What you will do
Copy every line below where the string "JSON" is found.

Entries from a dataset of interfaces
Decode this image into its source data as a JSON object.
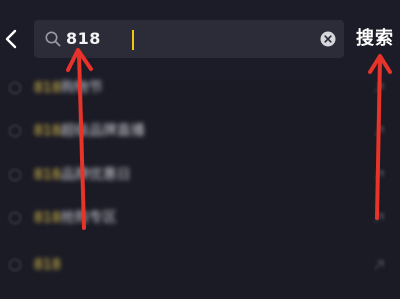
{
  "search": {
    "value": "818"
  },
  "actions": {
    "search_label": "搜索"
  },
  "suggestions": [
    {
      "highlight": "818",
      "rest": "购物节"
    },
    {
      "highlight": "818",
      "rest": "超级品牌直播"
    },
    {
      "highlight": "818",
      "rest": "品牌优惠日"
    },
    {
      "highlight": "818",
      "rest": "抢购专区"
    },
    {
      "highlight": "818",
      "rest": ""
    }
  ],
  "colors": {
    "background": "#1b1b26",
    "search_field": "#2b2c38",
    "highlight": "#e6c84a",
    "caret": "#f0c419",
    "annotation": "#e8332a"
  },
  "icons": [
    "back-chevron-icon",
    "search-icon",
    "clear-icon",
    "history-icon",
    "fill-arrow-icon"
  ]
}
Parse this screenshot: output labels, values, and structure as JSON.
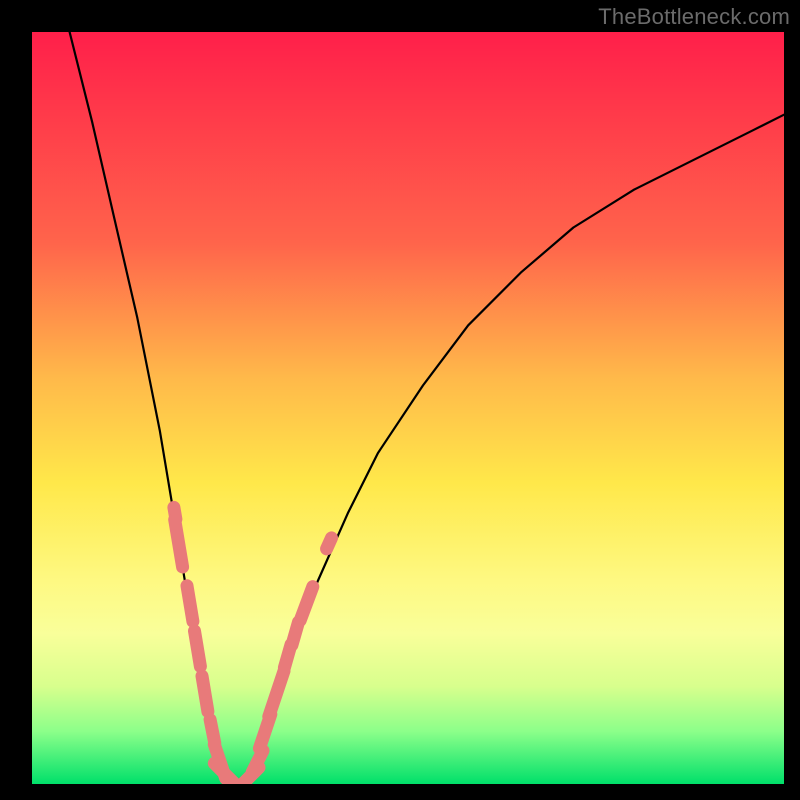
{
  "watermark": "TheBottleneck.com",
  "chart_data": {
    "type": "line",
    "title": "",
    "xlabel": "",
    "ylabel": "",
    "xlim": [
      0,
      100
    ],
    "ylim": [
      0,
      100
    ],
    "grid": false,
    "legend": false,
    "background_gradient_stops": [
      {
        "pos": 0.0,
        "color": "#ff1f4a"
      },
      {
        "pos": 0.28,
        "color": "#ff644b"
      },
      {
        "pos": 0.46,
        "color": "#ffb94a"
      },
      {
        "pos": 0.6,
        "color": "#ffe84a"
      },
      {
        "pos": 0.73,
        "color": "#fef982"
      },
      {
        "pos": 0.8,
        "color": "#f9ff9a"
      },
      {
        "pos": 0.87,
        "color": "#d8ff8d"
      },
      {
        "pos": 0.93,
        "color": "#8cff8a"
      },
      {
        "pos": 1.0,
        "color": "#00e06a"
      }
    ],
    "series": [
      {
        "name": "bottleneck-curve",
        "color": "#000000",
        "x": [
          5,
          8,
          11,
          14,
          17,
          19,
          20,
          21,
          22,
          23,
          24,
          25,
          26,
          27,
          28,
          29,
          30,
          31,
          33,
          35,
          38,
          42,
          46,
          52,
          58,
          65,
          72,
          80,
          88,
          96,
          100
        ],
        "y": [
          100,
          88,
          75,
          62,
          47,
          35,
          29,
          23,
          17,
          11,
          6,
          3,
          1,
          0,
          0,
          1,
          3,
          6,
          12,
          19,
          27,
          36,
          44,
          53,
          61,
          68,
          74,
          79,
          83,
          87,
          89
        ]
      }
    ],
    "markers": {
      "name": "data-points",
      "color": "#e87a7a",
      "shape": "pill",
      "points": [
        {
          "x": 19.0,
          "y": 36,
          "len": 1
        },
        {
          "x": 19.5,
          "y": 32,
          "len": 4
        },
        {
          "x": 21.0,
          "y": 24,
          "len": 3
        },
        {
          "x": 22.0,
          "y": 18,
          "len": 3
        },
        {
          "x": 23.0,
          "y": 12,
          "len": 3
        },
        {
          "x": 24.0,
          "y": 7,
          "len": 2
        },
        {
          "x": 25.0,
          "y": 3,
          "len": 3
        },
        {
          "x": 26.5,
          "y": 0.5,
          "len": 4
        },
        {
          "x": 28.5,
          "y": 0.5,
          "len": 3
        },
        {
          "x": 30.0,
          "y": 3,
          "len": 2
        },
        {
          "x": 31.0,
          "y": 7,
          "len": 3
        },
        {
          "x": 32.5,
          "y": 12,
          "len": 4
        },
        {
          "x": 34.0,
          "y": 17,
          "len": 2
        },
        {
          "x": 35.0,
          "y": 20,
          "len": 2
        },
        {
          "x": 36.5,
          "y": 24,
          "len": 3
        },
        {
          "x": 39.5,
          "y": 32,
          "len": 1
        }
      ]
    }
  }
}
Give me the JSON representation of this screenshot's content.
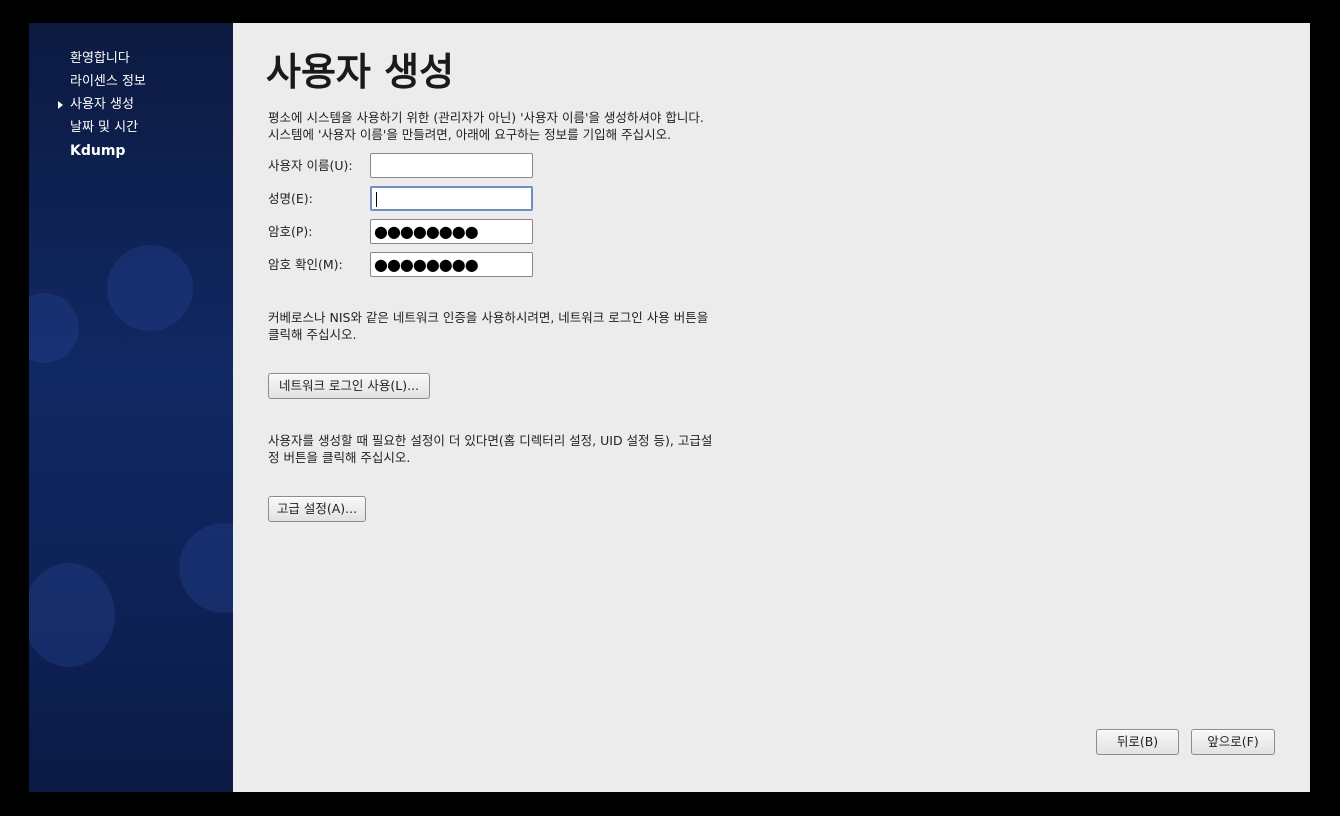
{
  "sidebar": {
    "items": [
      {
        "label": "환영합니다"
      },
      {
        "label": "라이센스 정보"
      },
      {
        "label": "사용자 생성"
      },
      {
        "label": "날짜 및 시간"
      },
      {
        "label": "Kdump"
      }
    ]
  },
  "main": {
    "title": "사용자 생성",
    "intro_line1": "평소에 시스템을 사용하기 위한 (관리자가 아닌) '사용자 이름'을 생성하셔야 합니다.",
    "intro_line2": "시스템에 '사용자 이름'을 만들려면, 아래에 요구하는 정보를 기입해 주십시오.",
    "fields": {
      "username": {
        "label": "사용자 이름(U):",
        "value": ""
      },
      "fullname": {
        "label": "성명(E):",
        "value": ""
      },
      "password": {
        "label": "암호(P):",
        "value": "●●●●●●●●"
      },
      "confirm": {
        "label": "암호 확인(M):",
        "value": "●●●●●●●●"
      }
    },
    "network_text_line1": "커베로스나 NIS와 같은 네트워크 인증을 사용하시려면, 네트워크 로그인 사용 버튼을",
    "network_text_line2": "클릭해 주십시오.",
    "network_button": "네트워크 로그인 사용(L)...",
    "advanced_text_line1": "사용자를 생성할 때 필요한 설정이 더 있다면(홈 디렉터리 설정, UID 설정 등), 고급설",
    "advanced_text_line2": "정 버튼을 클릭해 주십시오.",
    "advanced_button": "고급 설정(A)..."
  },
  "footer": {
    "back_button": "뒤로(B)",
    "forward_button": "앞으로(F)"
  }
}
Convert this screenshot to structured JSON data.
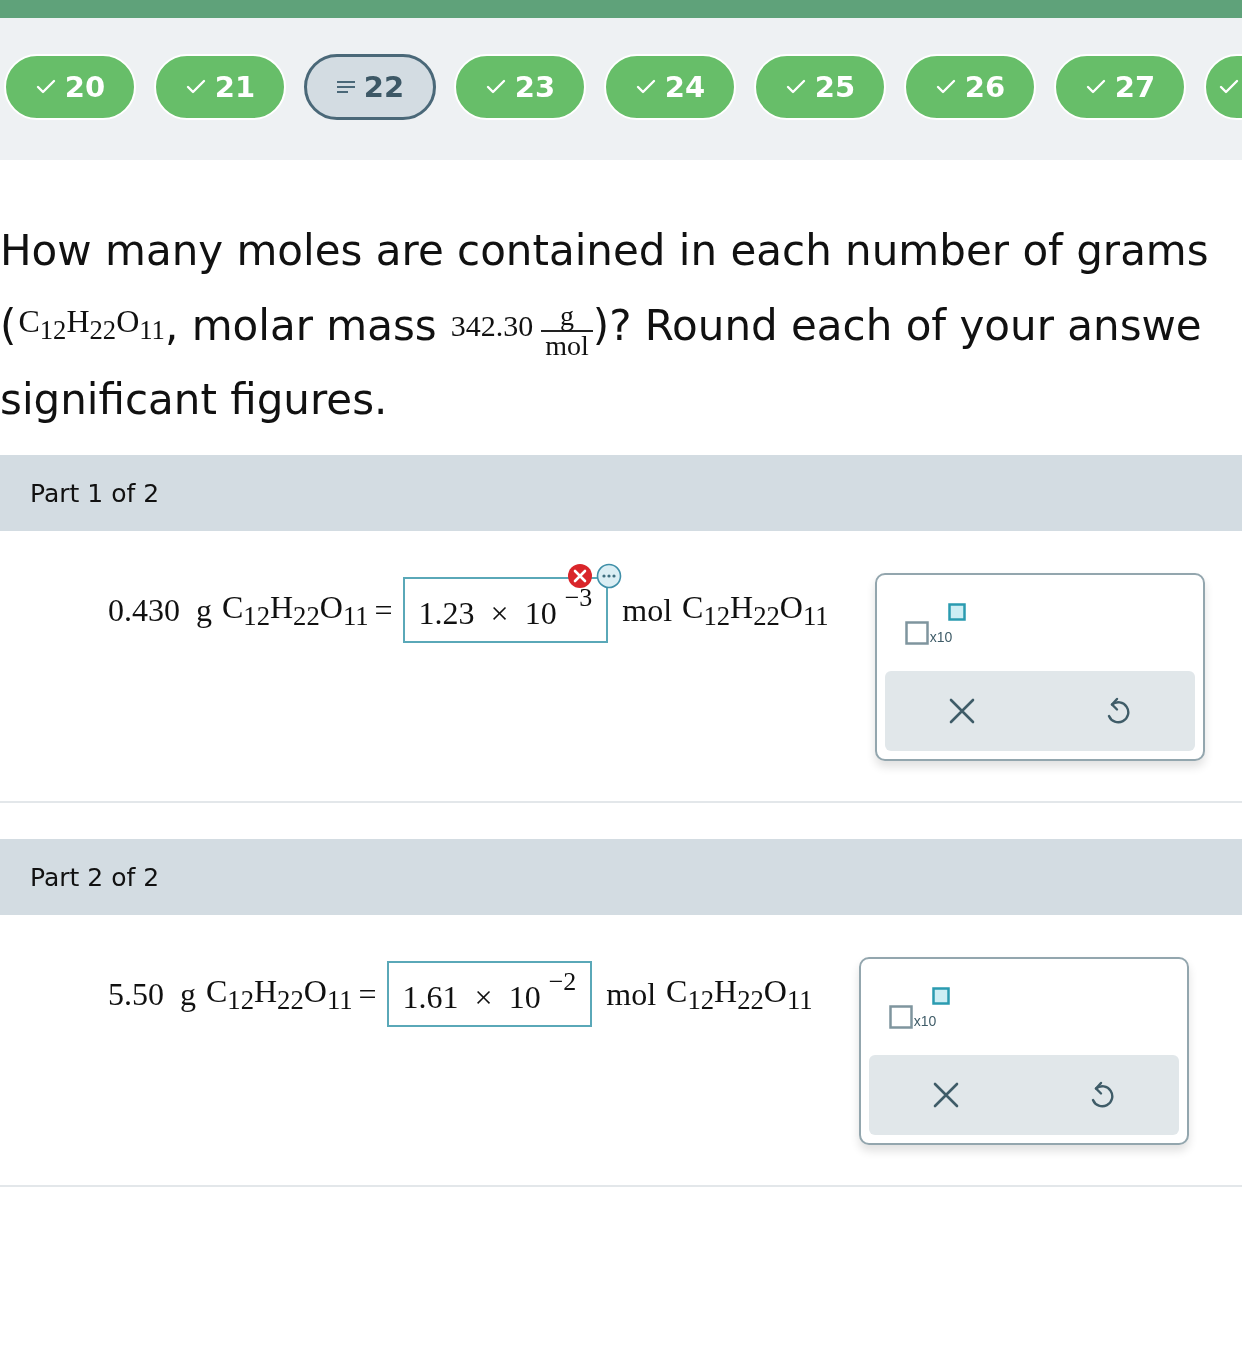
{
  "question_nav": [
    {
      "label": "20",
      "completed": true,
      "selected": false
    },
    {
      "label": "21",
      "completed": true,
      "selected": false
    },
    {
      "label": "22",
      "completed": false,
      "selected": true
    },
    {
      "label": "23",
      "completed": true,
      "selected": false
    },
    {
      "label": "24",
      "completed": true,
      "selected": false
    },
    {
      "label": "25",
      "completed": true,
      "selected": false
    },
    {
      "label": "26",
      "completed": true,
      "selected": false
    },
    {
      "label": "27",
      "completed": true,
      "selected": false
    },
    {
      "completed": true,
      "selected": false
    }
  ],
  "question": {
    "line_1": "How many moles are contained in each number of grams",
    "line_2": {
      "open": "(",
      "formula": "C$_{12}$H$_{22}$O$_{11}$",
      "comma": ",",
      "text": "molar mass",
      "mass": "342.30",
      "numerator": "g",
      "denominator": "mol",
      "close": ")? Round each of your answe"
    },
    "line_3": "significant figures."
  },
  "parts": [
    {
      "title": "Part 1 of 2",
      "given": "0.430",
      "given_unit": "g",
      "formula": "C$_{12}$H$_{22}$O$_{11}$",
      "equals": "=",
      "mantissa": "1.23",
      "times": "×",
      "base": "10",
      "exponent": "−3",
      "result_unit": "mol",
      "result_formula": "C$_{12}$H$_{22}$O$_{11}$",
      "incorrect": true,
      "keypad_label": "x10"
    },
    {
      "title": "Part 2 of 2",
      "given": "5.50",
      "given_unit": "g",
      "formula": "C$_{12}$H$_{22}$O$_{11}$",
      "equals": "=",
      "mantissa": "1.61",
      "times": "×",
      "base": "10",
      "exponent": "−2",
      "result_unit": "mol",
      "result_formula": "C$_{12}$H$_{22}$O$_{11}$",
      "incorrect": false,
      "keypad_label": "x10"
    }
  ]
}
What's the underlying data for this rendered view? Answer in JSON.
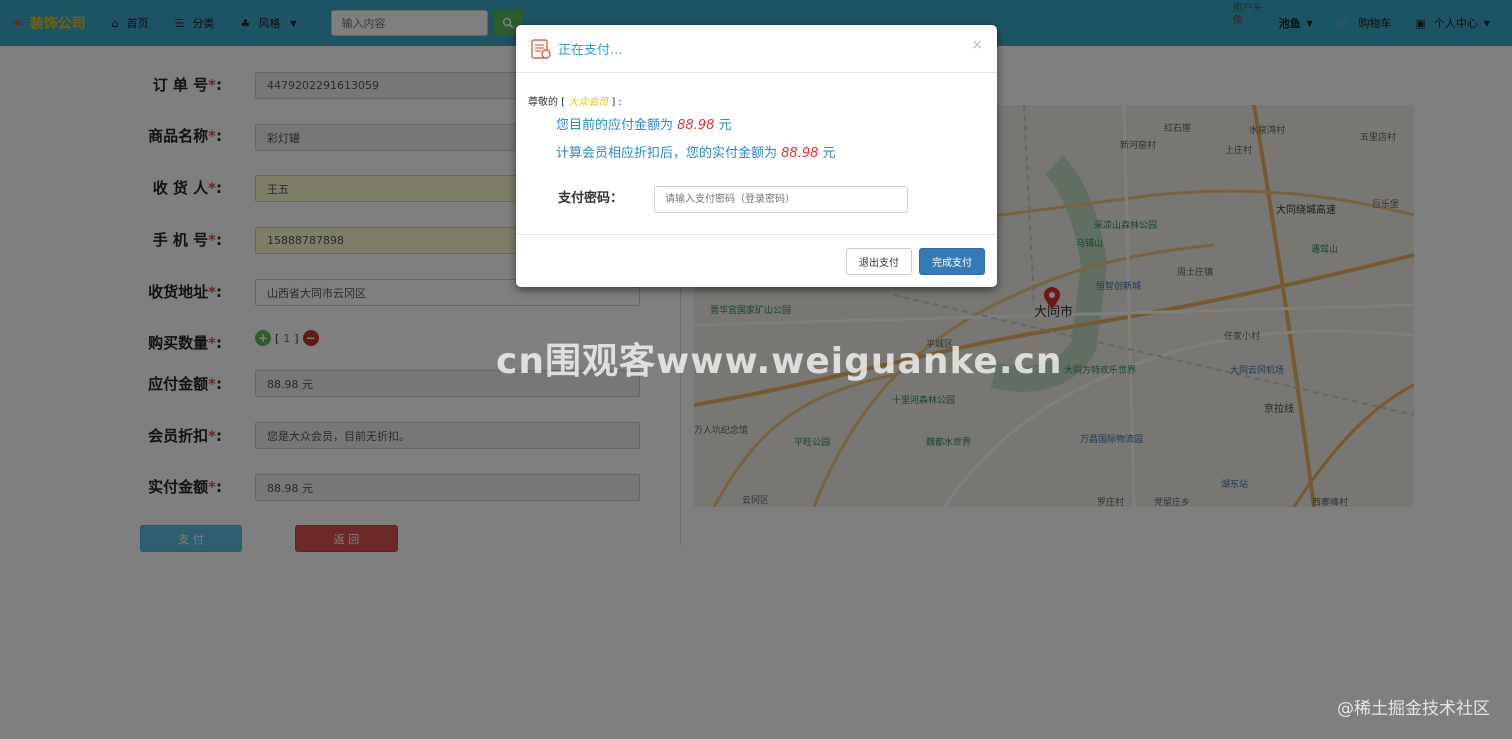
{
  "navbar": {
    "brand": "装饰公司",
    "home": "首页",
    "category": "分类",
    "style": "风格",
    "search_placeholder": "输入内容",
    "avatar_alt": "用户头像",
    "username": "池鱼",
    "cart": "购物车",
    "profile": "个人中心"
  },
  "form": {
    "order_no": {
      "label": "订 单 号",
      "value": "4479202291613059"
    },
    "product": {
      "label": "商品名称",
      "value": "彩灯罐"
    },
    "receiver": {
      "label": "收 货 人",
      "value": "王五"
    },
    "phone": {
      "label": "手 机 号",
      "value": "15888787898"
    },
    "address": {
      "label": "收货地址",
      "value": "山西省大同市云冈区"
    },
    "quantity": {
      "label": "购买数量",
      "value": "1"
    },
    "payable": {
      "label": "应付金额",
      "value": "88.98 元"
    },
    "discount": {
      "label": "会员折扣",
      "value": "您是大众会员，目前无折扣。"
    },
    "actual": {
      "label": "实付金额",
      "value": "88.98 元"
    },
    "required_mark": "*",
    "colon": ":",
    "pay_button": "支 付",
    "back_button": "返 回"
  },
  "map": {
    "city": "大同市",
    "labels": [
      "红石崖",
      "水泉湾村",
      "新河窑村",
      "上庄村",
      "五里店村",
      "大同绕城高速",
      "巨乐堡",
      "采凉山森林公园",
      "马铺山",
      "遇驾山",
      "周士庄镇",
      "恒智创新城",
      "晋华宫国家矿山公园",
      "平城区",
      "任家小村",
      "大同方特欢乐世界",
      "大同云冈机场",
      "十里河森林公园",
      "京拉线",
      "平旺公园",
      "魏都水世界",
      "万昌国际物流园",
      "湖东站",
      "云冈区",
      "罗庄村",
      "党留庄乡",
      "西寨峰村",
      "万人坑纪念馆"
    ]
  },
  "modal": {
    "title": "正在支付...",
    "greeting_prefix": "尊敬的 [",
    "member_level": "大众会员",
    "greeting_suffix": "] :",
    "payable_text": "您目前的应付金额为",
    "payable_amount": "88.98",
    "actual_text": "计算会员相应折扣后，您的实付金额为",
    "actual_amount": "88.98",
    "currency": "元",
    "password_label": "支付密码：",
    "password_placeholder": "请输入支付密码（登录密码）",
    "exit_button": "退出支付",
    "done_button": "完成支付",
    "close": "×"
  },
  "watermarks": {
    "center": "cn围观客www.weiguanke.cn",
    "corner": "@稀土掘金技术社区"
  },
  "colors": {
    "navbar": "#3aa8c9",
    "brand": "#f0c020",
    "title_blue": "#2a9fd6",
    "amount_red": "#e03030",
    "primary": "#337ab7",
    "info": "#5bc0de",
    "danger": "#d9534f"
  }
}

Reply
Decode this image into its source data as a JSON object.
Parse this screenshot: output labels, values, and structure as JSON.
Give me the JSON representation of this screenshot's content.
Convert this screenshot to structured JSON data.
What's the underlying data for this rendered view? Answer in JSON.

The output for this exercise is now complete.